One of the finest universities in Australia, Flinders is well known for its interdisciplinary approach to education. Well-positioned in the Asia-Pacific region, this university is ideal place for students from the Eastern Hemisphere to get a cross-cultural primer in East meets West relations. Naturally, environmental research carried out here is of immediate relevance to developing nations in the region. The School of Biological Sciences at Flinders is part of an integrated community that hosts programs in Marine Biology, Eco-tourism, Aquaculture and Animal Behavior. One of Flinders’ standout features is the Lincoln Marine Science Centre, where a great deal of research is carried out.
École Polytechnique Fédérale de Lausanne (EPFL) is an international science and technology hub in Switzerland. This is an exceptionally well-networked school, with nearly 180 partner universities around the world. More than 20 of these are in Asia, including partners in China, India, Japan, South Korea and Singapore. The EPFL School of Life Sciences operates the Global Health Institute. The institute is dedicated to human wellness and conducts research into the diagnosis, prevention and treatment of infectious diseases. EPFL also hosts a successful bioengineering program that attracts considerable international attention.
ANTIOCH UNIVERSITY NEW ENGLAND
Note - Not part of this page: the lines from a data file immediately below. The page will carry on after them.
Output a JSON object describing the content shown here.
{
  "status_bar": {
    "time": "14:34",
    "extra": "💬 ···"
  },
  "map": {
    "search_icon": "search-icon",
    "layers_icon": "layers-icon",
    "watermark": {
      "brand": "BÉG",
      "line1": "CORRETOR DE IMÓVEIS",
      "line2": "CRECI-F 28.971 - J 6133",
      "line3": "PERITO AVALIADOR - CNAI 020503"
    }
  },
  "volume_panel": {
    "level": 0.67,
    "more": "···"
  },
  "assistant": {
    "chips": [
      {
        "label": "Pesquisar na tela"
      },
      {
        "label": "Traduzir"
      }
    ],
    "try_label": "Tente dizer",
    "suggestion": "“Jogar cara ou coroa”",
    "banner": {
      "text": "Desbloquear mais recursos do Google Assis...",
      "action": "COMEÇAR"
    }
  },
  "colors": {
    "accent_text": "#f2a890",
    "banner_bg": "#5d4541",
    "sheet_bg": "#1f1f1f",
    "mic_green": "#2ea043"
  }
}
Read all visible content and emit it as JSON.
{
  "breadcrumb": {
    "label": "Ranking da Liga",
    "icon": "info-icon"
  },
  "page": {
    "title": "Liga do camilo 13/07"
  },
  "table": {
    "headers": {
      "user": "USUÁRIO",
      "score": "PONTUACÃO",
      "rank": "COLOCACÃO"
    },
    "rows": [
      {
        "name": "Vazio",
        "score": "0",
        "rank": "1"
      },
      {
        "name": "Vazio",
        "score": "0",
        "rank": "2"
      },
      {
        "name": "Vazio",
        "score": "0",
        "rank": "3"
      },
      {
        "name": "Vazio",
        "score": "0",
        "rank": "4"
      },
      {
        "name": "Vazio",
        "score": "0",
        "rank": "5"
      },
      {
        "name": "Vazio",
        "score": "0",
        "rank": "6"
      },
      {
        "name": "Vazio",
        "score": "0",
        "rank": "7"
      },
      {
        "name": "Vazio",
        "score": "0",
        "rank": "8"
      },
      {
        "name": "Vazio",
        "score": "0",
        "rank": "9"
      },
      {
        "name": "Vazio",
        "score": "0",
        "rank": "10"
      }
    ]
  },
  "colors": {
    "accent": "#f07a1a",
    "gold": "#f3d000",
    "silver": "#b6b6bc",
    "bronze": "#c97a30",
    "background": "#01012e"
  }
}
Antioch University has a network of campuses across the US. The New England branch is especially well known for its Department of Environmental Studies. Students from around the world convene here to work for environmental justice, promote sustainable practices and reinvigorate science education. Antioch hosts Master’s Degree programs in environmental education, resource management and conservation, conservation biology and environmental advocacy. The university has received plenty of international attention for its achievements in spreading environmental awareness, including recognition by Moveon.Org for the school’s Environmental Advocacy and Organizing Program. Antioch also publishes Whole Terrain, an annual journal exploring environmental practice.
UNIVERSITY OF CHESTER
The UK’s University of Chester attracts exchange students from Asia, and some of these are signing on for full-time programs. Wildlife Conservation is as major field of study here. The Bachelor’s Degree program takes three years to complete and mixes time spent in the classroom with hands-on training at a local zoo-licensed facility. The Master’s-level program offers specializations in wildlife crime. Beyond this, students can earn a Bachelor’s Degree in Natural Hazards. This program is especially relevant to developing Asian communities, given the scope of damage inflicted across the continent by earthquakes, tsunamis and other natural disasters in the last few years.